## Chapter 8 **Colorings of graphs on surfaces**

**
**
Let G be a graph and * k* a natural number. A *k-coloring* of G is
a map c that maps the vertices of G into the set {1, 2, ..., k}
(whose elements are called *colors*) such that no two adjacent
vertices are mapped to the same color. A graph is *k-colorable*
if it admits a k-coloring. The *chromatic number*
χ(G) of G is equal to the smallest k such that G is k-colorable.
Clearly, χ(G) < 3 if and only if
G is bipartite. By Konig's theorem,
χ(G) < 3 if and only if G has no odd cycle. Since odd cycles are
easy to find, one can easily recognize graphs with χ(G) < 3.
In contrast to this, it is NP-complete to decide if χ(G) < 4,
even for planar graphs, cf. [GJ79].
Graph coloring is one of the central subjects in discrete mathematics.
The recent book by Jensen and Toft [JT95] is an excellent reference.
In this chapter we focus on coloring graphs on surfaces. In Section
8.2 we describe briefly some of the ideas in the proof of the
Four Color Theorem. In Section 8.3 we consider its
generalization to general surfaces, known as the Heawood Problem:
What is the largest chromatic number of a graph that
can be embedded in a given surface. A solution was conjectured by
Heawood [He890] and proved by Ringel and Youngs [RY68, Ri74]. The Heawood
conjecture reduces to determining the genus and the nonorientable genus
of complete graphs. The solution by Ringel and Youngs involves constructions
of genus embeddings of these graphs and introduces techniques that can be
also used for constructions of small genus embeddings of other graphs
(see Chapter 4).

Finally, we outline coloring results and problems of a more specialized
nature.

**References**

[GJ79] M. R. Garey, D. S. Johnson, Computers and Intractability: A Guide to the Theory of the NP-Completeness,
W. H. Freeman, San Francisco, 1979.

[He890] P. J. Heawood, Map-colour theorem, Quart. J. Pure Appl. Math. 24 (1890)
332-338.

[JT95] T. Jensen, B. Toft, Graph Coloring Problems, John Wiley, New York, 1995.
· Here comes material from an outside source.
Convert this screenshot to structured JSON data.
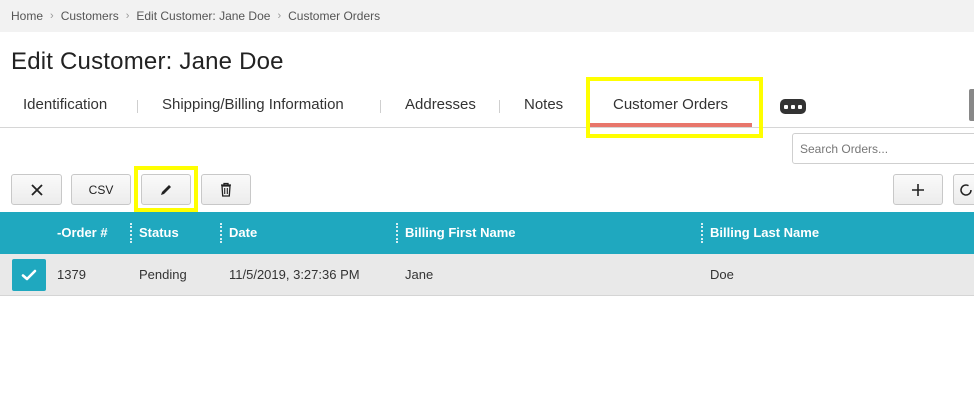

[Ri74] G. Ringel, Map Color Theorem, Springer-Verlag, Berlin, 1974.

[RY68] G. Ringel, J. W. T. Youngs, Solution of the Heawood map-coloring problem,
Proc. Nat. Acad. Sci. U.S.A. 60 (1968) 438-445.